**ASSIGNMENT**
Scan the records for lines with the word "placeholder", and copy every such line.

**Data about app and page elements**
——
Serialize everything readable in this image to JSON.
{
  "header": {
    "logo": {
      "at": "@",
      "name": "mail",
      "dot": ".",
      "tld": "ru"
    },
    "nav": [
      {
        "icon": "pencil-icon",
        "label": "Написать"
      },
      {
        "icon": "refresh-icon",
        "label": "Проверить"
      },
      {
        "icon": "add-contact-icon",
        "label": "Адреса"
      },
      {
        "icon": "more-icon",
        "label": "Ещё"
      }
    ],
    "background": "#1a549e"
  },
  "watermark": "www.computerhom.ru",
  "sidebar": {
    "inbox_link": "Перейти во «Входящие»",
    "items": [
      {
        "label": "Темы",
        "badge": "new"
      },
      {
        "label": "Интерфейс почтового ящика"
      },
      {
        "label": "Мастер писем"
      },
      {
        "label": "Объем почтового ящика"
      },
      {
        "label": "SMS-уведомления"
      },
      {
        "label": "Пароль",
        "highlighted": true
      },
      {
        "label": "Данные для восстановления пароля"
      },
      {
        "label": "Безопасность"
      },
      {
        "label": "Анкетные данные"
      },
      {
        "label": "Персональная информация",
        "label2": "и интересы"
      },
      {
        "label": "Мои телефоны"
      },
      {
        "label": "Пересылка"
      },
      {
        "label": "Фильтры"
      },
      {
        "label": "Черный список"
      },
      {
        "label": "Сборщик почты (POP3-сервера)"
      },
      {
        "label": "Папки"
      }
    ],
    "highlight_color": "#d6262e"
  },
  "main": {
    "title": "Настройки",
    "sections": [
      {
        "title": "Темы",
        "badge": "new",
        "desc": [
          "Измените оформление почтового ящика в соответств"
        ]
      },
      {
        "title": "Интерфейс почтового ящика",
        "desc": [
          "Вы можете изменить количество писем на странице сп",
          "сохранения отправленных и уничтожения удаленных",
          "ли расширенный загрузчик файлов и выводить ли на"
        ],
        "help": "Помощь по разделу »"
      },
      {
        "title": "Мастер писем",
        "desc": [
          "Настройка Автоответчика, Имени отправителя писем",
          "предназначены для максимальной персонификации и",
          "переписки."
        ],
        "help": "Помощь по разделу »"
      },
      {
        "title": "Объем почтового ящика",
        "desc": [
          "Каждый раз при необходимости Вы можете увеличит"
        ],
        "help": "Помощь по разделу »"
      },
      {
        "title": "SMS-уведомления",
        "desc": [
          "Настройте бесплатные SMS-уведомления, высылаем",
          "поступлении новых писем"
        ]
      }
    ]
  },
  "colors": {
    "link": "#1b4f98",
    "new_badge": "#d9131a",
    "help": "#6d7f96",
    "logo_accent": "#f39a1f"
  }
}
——
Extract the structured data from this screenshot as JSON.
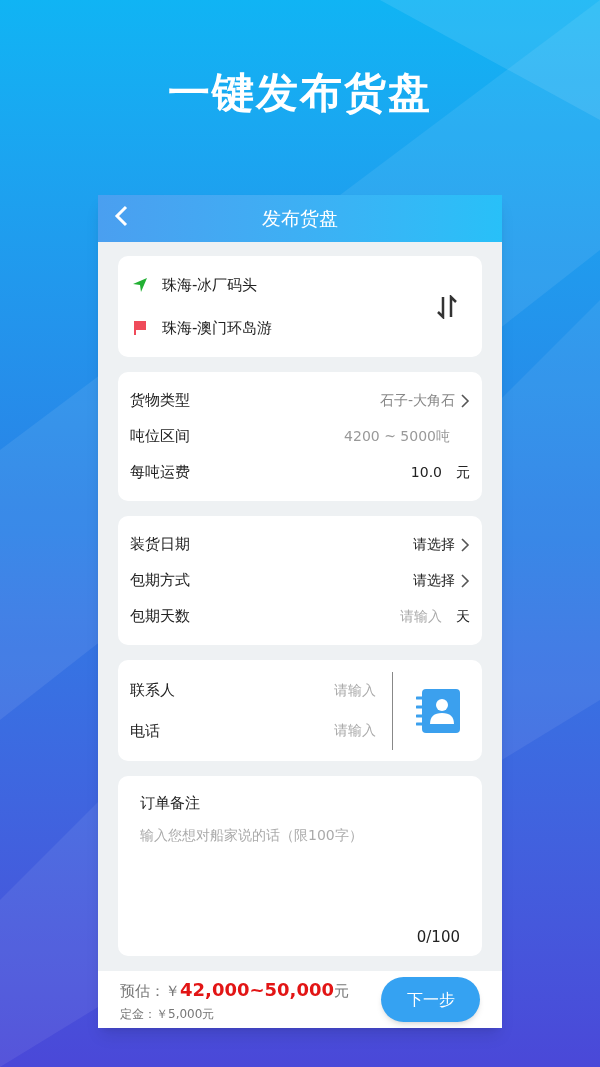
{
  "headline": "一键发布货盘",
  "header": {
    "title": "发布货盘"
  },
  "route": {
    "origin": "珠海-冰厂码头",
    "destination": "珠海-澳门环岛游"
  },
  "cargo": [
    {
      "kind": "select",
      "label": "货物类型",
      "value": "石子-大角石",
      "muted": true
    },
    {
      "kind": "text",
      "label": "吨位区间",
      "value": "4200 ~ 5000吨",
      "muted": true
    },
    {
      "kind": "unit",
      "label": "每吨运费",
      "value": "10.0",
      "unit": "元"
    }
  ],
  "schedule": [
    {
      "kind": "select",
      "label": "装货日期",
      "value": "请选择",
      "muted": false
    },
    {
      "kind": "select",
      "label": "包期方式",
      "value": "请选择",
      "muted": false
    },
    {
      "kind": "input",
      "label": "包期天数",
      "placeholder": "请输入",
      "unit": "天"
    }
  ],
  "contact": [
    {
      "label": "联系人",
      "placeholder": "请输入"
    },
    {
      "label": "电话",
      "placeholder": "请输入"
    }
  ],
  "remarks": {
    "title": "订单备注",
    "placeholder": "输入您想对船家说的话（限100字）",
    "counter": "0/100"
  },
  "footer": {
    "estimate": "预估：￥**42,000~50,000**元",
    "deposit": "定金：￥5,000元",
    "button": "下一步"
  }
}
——
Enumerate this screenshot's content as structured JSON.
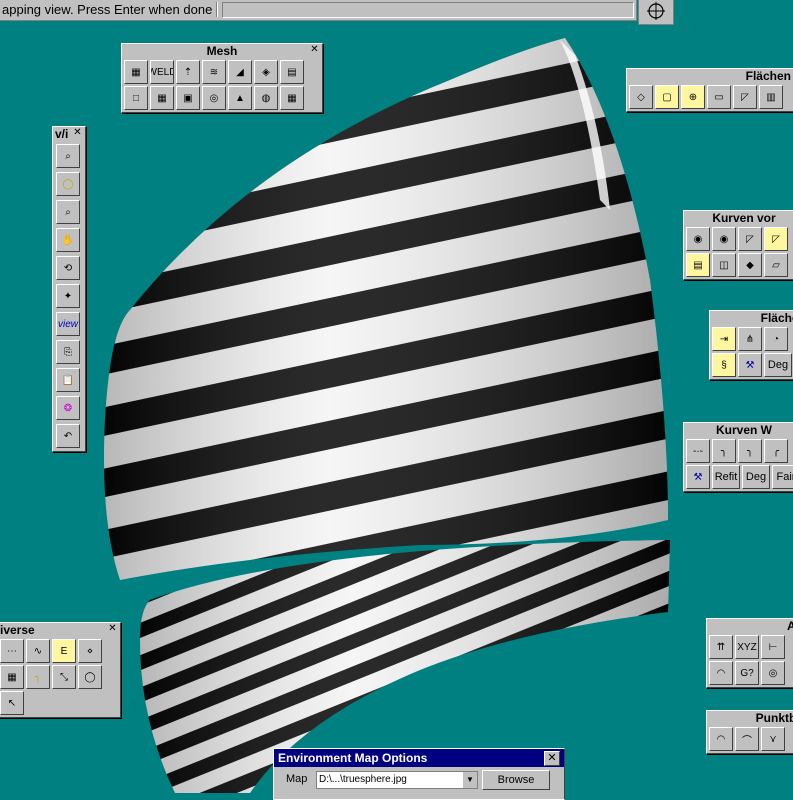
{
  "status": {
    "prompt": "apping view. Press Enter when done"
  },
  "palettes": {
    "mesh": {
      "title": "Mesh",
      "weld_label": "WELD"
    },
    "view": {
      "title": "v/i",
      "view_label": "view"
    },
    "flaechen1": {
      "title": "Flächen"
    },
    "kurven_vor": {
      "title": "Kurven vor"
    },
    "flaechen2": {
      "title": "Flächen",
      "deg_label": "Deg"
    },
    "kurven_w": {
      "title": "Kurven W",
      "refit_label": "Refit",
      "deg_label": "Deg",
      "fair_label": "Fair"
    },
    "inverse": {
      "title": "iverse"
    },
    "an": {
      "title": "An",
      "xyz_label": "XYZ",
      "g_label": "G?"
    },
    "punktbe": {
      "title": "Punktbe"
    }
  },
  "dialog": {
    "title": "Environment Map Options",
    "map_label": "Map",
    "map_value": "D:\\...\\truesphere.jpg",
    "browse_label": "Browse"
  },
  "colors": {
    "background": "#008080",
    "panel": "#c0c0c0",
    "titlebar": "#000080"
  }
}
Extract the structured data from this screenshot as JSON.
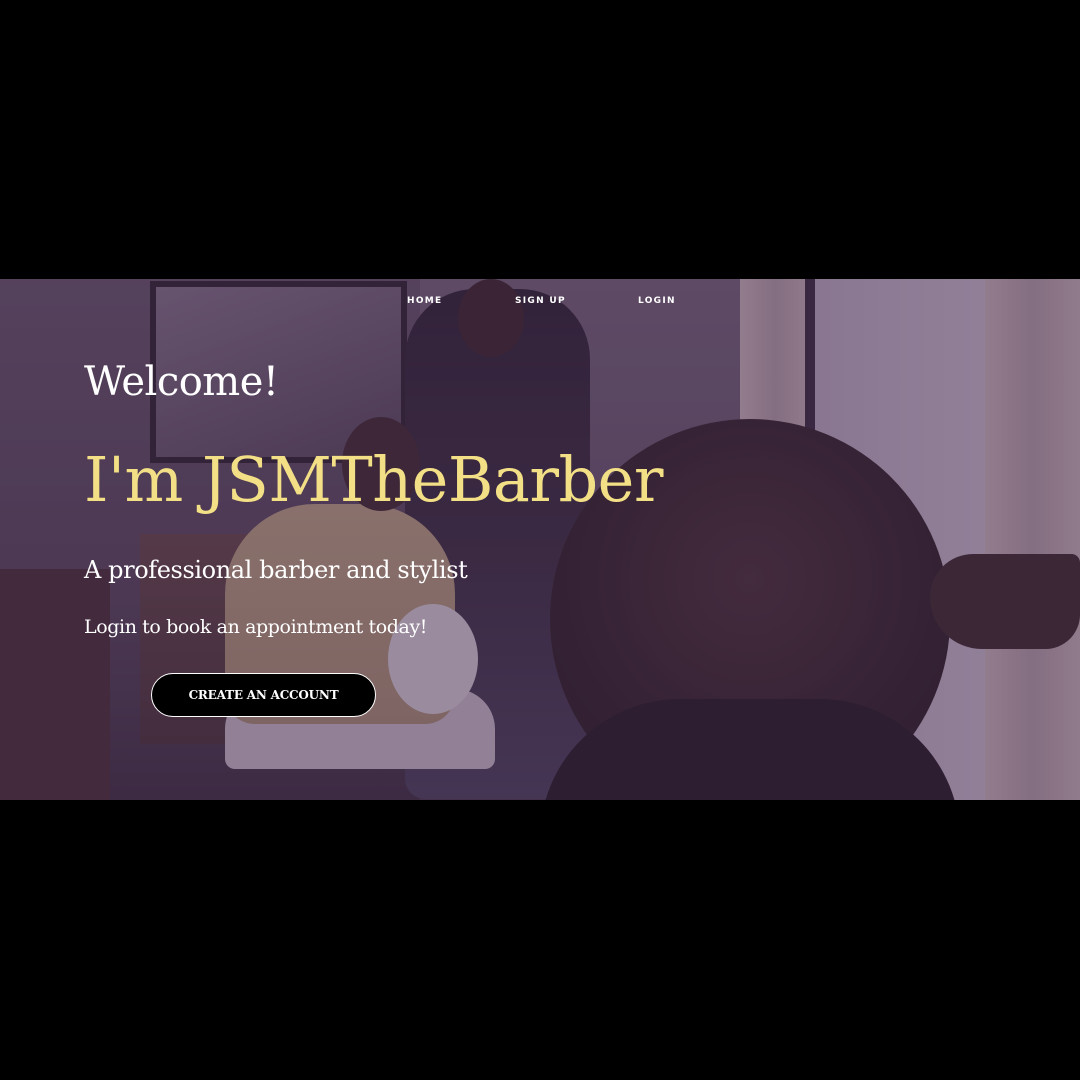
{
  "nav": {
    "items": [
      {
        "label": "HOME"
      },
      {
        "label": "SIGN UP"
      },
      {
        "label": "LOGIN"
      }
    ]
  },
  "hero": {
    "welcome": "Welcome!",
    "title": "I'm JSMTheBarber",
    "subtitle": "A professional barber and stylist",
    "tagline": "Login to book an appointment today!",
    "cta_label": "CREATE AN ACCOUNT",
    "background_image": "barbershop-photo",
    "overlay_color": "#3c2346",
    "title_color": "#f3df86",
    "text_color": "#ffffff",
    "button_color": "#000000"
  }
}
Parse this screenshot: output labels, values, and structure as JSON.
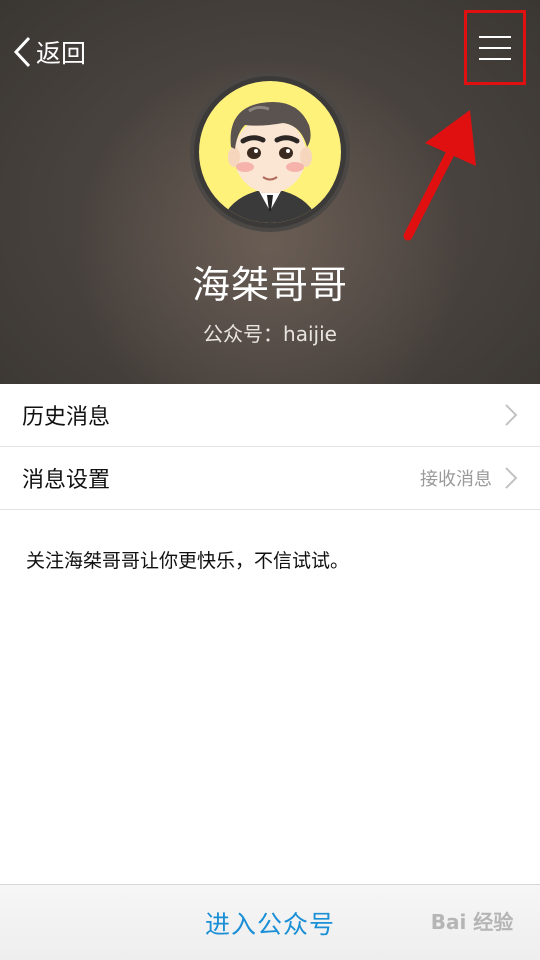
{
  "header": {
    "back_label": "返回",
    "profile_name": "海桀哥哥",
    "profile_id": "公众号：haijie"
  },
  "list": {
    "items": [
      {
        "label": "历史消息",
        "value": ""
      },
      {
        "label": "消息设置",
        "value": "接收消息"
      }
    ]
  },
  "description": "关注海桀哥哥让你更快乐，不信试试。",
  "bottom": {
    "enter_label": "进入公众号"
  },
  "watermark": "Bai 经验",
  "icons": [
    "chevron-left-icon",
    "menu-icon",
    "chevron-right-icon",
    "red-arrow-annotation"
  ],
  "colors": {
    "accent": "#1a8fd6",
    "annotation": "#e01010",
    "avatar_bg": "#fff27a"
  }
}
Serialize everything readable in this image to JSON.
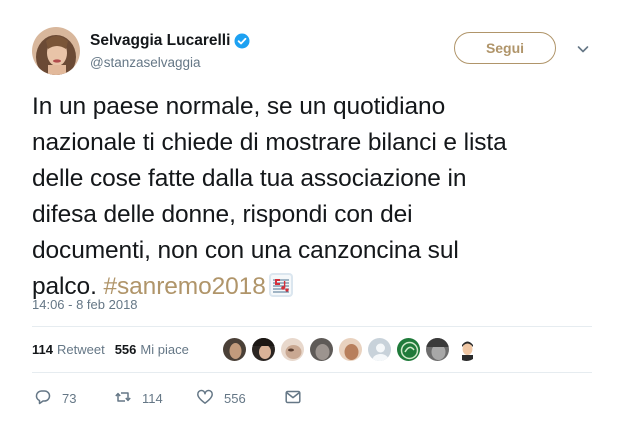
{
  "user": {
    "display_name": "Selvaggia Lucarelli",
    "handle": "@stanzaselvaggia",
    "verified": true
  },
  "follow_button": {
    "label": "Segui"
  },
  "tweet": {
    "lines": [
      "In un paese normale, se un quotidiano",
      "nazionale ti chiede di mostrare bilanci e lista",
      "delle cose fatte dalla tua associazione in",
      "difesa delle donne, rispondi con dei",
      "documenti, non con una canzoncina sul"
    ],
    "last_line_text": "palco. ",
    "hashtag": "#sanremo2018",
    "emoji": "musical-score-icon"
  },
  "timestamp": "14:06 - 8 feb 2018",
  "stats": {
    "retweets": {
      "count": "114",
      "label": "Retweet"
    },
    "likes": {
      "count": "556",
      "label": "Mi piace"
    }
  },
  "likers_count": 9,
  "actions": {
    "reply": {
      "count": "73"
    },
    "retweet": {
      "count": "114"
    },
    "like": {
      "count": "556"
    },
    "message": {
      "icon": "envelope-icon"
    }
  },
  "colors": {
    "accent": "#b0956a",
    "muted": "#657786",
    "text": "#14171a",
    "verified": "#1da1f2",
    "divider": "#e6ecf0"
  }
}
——
**OUTPUT FOR THIS EXERCISE**
      "placeholder": "请输入",
      "placeholder": "请输入"
      "placeholder": "请输入"
    "placeholder": "输入您想对船家说的话（限100字）",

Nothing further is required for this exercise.